One Washington Navy Yard Victim Graduated From A South Jersey High School
One of the victims of the Washington Navy Yard shooting graduated from a south Jersey High School.
He was also a 1981 graduate of the U.S. Naval Academy.
An obituary written by his wife Melanie posted to the Huffington Post said he had retired from the Navy as a Surface Warfare Officer after 22 years and was overseeing the design and procurement of ships.
Bodrog was a Boston Bruins fan, taught pre-school Sunday and was involved with the Christian outreach program Young Life. He and his wife of 25 years had three daughters: Isabel, 23; Sophie, 17; and Rita, 16.
"Marty was a kind and caring man.
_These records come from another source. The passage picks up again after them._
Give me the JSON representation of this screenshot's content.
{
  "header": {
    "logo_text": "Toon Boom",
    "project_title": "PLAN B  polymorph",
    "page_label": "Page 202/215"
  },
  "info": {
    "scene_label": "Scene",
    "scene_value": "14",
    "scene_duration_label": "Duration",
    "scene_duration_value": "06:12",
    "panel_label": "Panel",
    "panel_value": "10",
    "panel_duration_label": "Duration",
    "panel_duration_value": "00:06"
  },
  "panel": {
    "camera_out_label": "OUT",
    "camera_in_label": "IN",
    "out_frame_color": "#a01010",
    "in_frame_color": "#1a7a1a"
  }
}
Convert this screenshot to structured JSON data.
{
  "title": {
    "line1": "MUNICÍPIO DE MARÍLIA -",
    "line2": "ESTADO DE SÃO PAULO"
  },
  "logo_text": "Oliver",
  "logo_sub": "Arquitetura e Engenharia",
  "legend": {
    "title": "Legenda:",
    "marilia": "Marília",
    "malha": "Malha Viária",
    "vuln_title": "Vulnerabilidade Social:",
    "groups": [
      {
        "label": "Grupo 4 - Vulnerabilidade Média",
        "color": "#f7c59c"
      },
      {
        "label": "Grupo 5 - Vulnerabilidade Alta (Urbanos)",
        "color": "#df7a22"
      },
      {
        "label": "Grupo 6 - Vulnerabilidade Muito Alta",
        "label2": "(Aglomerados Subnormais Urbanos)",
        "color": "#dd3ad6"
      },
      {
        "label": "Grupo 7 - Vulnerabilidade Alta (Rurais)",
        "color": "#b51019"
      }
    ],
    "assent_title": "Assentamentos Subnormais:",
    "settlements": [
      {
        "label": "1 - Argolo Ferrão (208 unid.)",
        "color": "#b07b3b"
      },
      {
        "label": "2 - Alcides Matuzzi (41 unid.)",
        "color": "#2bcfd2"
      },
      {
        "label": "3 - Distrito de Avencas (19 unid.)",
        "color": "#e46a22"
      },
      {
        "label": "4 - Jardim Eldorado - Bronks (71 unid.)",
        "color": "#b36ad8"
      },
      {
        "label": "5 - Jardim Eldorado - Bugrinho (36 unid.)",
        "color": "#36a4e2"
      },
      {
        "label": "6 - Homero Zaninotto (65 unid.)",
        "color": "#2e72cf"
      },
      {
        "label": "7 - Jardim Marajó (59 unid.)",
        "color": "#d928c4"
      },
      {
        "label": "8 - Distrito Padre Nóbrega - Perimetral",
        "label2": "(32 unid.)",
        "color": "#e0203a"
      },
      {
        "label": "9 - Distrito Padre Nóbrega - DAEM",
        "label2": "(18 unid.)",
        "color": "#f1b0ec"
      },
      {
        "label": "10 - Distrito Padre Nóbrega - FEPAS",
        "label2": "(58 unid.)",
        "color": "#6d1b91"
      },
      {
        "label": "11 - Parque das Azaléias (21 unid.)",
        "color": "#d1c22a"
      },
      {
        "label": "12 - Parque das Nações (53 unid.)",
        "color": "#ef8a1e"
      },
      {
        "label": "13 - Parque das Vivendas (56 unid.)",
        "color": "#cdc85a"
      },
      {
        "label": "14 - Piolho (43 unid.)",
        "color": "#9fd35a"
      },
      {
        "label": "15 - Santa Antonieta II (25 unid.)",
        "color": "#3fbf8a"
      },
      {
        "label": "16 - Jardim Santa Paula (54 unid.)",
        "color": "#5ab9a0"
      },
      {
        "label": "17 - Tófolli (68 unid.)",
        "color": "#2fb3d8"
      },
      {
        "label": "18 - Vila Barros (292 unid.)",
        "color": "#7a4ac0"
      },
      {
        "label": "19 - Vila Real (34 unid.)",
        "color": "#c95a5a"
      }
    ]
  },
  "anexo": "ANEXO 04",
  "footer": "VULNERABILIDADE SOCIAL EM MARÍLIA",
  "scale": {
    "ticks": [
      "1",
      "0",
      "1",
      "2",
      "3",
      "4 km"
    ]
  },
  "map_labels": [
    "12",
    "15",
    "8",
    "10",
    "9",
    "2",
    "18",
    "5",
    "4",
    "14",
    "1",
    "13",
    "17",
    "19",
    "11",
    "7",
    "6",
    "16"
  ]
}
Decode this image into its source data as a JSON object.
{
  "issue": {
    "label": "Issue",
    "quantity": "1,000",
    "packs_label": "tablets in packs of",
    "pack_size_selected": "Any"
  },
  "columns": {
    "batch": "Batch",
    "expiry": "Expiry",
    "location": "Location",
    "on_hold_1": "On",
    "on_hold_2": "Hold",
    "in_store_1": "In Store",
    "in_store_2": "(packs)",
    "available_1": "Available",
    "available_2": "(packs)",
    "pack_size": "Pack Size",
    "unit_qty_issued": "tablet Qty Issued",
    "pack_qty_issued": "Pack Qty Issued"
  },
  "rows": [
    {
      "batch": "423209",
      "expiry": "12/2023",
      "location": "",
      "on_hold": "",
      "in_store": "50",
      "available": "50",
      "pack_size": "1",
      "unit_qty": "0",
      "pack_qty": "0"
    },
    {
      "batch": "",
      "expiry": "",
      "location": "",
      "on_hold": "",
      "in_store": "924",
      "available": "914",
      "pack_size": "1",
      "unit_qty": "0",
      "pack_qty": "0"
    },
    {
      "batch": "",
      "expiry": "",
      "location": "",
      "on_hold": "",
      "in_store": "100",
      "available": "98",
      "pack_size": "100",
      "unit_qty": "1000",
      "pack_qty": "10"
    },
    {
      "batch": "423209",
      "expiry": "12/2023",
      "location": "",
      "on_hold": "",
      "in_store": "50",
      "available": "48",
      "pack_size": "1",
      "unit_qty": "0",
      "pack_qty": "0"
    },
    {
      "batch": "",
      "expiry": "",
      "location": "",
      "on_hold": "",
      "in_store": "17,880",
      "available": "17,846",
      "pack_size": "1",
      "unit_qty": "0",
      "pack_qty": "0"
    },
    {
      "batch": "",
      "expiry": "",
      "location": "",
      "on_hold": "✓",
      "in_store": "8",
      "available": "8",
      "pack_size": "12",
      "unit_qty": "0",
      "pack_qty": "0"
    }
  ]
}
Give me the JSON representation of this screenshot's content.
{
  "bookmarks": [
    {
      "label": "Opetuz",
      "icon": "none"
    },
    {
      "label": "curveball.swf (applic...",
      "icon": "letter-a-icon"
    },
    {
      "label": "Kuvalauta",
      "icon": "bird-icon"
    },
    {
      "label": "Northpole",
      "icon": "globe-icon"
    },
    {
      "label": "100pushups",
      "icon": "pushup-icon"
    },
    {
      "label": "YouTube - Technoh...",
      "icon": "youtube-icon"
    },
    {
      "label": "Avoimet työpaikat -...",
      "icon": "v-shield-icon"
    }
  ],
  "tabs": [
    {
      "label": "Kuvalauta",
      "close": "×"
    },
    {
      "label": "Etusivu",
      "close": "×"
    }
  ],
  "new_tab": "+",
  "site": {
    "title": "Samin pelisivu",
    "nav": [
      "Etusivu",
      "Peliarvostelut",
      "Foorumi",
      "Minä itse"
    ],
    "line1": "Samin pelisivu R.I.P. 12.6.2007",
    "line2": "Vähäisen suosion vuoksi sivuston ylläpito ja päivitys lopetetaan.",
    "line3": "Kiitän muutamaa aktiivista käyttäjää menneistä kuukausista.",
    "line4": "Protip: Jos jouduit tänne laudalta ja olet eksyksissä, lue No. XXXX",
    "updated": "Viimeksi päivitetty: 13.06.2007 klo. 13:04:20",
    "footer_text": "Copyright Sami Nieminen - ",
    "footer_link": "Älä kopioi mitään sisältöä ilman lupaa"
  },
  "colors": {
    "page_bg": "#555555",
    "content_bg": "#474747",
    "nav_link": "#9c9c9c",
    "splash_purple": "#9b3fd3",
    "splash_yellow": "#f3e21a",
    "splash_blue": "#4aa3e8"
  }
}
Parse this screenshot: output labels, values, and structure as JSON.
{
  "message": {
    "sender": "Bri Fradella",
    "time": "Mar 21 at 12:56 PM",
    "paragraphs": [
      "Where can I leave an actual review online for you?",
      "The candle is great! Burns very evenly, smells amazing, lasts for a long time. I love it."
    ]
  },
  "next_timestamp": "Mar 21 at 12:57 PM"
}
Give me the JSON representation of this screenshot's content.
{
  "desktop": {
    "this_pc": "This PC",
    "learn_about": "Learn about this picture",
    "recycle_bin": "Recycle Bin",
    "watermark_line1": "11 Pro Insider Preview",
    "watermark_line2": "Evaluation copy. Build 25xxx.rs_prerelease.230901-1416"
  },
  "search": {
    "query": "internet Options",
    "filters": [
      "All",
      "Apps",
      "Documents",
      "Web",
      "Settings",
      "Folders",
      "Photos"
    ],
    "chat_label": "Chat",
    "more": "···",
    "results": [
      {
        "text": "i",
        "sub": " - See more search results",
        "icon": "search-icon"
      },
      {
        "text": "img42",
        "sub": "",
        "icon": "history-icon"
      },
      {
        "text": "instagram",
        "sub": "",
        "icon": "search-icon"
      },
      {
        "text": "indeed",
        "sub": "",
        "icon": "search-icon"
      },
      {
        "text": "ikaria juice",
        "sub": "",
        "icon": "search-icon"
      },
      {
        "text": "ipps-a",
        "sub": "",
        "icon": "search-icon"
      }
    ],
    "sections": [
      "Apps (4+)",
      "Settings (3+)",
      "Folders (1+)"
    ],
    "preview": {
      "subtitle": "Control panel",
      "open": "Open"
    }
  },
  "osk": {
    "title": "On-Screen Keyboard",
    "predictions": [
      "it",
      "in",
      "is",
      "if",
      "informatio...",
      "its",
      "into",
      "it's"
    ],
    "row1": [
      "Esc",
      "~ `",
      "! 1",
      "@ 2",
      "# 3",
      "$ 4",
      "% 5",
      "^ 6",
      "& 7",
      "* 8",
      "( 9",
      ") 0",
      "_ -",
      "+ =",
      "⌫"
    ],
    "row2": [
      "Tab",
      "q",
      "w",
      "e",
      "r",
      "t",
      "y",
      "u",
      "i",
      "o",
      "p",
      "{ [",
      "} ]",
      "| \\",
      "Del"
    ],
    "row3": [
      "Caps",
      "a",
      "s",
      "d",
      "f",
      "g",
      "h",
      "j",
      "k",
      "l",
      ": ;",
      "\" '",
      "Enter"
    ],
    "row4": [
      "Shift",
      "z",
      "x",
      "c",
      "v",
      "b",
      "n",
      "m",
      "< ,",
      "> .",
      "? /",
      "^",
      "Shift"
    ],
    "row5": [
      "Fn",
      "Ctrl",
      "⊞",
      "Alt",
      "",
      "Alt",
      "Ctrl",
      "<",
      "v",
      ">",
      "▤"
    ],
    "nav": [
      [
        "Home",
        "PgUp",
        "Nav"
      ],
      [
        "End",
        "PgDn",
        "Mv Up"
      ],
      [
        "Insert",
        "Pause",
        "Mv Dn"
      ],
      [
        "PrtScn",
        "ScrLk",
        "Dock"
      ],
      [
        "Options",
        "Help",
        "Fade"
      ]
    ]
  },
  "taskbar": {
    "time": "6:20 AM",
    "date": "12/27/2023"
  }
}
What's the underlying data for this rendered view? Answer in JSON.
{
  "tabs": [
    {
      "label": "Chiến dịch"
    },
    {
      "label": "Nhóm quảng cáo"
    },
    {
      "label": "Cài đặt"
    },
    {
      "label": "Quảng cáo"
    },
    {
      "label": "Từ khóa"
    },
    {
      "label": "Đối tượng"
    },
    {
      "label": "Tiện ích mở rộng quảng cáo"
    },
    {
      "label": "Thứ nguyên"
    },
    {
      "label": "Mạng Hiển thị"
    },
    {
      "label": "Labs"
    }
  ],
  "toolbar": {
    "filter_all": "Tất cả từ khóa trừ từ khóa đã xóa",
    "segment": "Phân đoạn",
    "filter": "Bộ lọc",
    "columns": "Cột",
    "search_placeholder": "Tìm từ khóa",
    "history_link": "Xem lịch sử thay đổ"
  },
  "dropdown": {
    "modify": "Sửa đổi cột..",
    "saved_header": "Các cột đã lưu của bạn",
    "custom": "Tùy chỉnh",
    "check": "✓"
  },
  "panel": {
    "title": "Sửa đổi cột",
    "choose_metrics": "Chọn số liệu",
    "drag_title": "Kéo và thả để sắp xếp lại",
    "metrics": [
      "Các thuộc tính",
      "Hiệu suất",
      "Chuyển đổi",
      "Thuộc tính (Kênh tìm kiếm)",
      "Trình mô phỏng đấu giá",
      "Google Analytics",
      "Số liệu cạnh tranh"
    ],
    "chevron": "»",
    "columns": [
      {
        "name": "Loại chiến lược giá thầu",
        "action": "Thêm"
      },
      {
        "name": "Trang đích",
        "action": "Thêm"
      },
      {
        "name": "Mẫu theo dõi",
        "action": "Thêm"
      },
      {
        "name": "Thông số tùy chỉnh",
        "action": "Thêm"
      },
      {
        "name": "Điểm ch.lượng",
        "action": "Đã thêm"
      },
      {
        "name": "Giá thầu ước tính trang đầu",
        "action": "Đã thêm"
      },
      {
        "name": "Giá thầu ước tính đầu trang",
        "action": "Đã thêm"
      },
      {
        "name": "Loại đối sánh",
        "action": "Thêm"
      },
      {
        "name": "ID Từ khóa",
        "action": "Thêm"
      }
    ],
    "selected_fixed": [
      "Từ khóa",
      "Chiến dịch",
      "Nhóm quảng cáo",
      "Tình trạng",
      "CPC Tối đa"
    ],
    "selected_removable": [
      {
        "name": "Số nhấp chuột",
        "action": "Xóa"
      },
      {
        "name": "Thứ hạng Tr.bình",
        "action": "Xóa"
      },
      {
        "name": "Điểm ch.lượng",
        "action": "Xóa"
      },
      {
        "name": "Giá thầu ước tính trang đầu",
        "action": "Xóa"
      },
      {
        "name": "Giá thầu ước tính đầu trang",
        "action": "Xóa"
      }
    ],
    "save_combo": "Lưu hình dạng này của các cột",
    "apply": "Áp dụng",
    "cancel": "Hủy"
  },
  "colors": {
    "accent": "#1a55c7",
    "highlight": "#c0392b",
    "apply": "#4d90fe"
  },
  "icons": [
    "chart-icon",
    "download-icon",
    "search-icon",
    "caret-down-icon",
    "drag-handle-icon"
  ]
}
He had such a sweet spirit and was in every way, a man that lived his life to honor Christ," wrote Steve Holley, Immanuel's pastor of ministries on the church's Facebook page.
The obituary says he spent part of his childhood in North Andover, Massachusetts and also lived in Indiana and New Jersey.
A Path To Destruction
Gunman Aaron Alexis' path to Washington is coming to light but investigators still seek a motive that caused him to kill 12 people on Monday.
He told police in early August that the voices were harassing and following him. In the following weeks, Aaron Alexis moved on to the Washington area for work, and law enforcement officials say he was being treated for serious mental problems. But his security clearance was not stripped, and the 34-year-old Alexis entered the sprawling installation Monday with a valid pass.
What happened in the 30-plus-minute rampage emerged the day after the shooting that killed 12 victims and injured eight. But his motive remained a mystery, and other questions were left unanswered. Investigators have found no manifesto or other writings suggesting a political or religious motivation for Monday's massacre.
Meanwhile, attack has prompted at least three investigations into government security and background screenings. The secretary of the Navy is ordering a pair of security reviews -- focusing on how well the Navy protects its bases, and how accurately it screens its workers. And President Barack Obama has ordered his budget office to examine security standards for government contractors and employees across federal agencies.
The Associated Press contributed to this report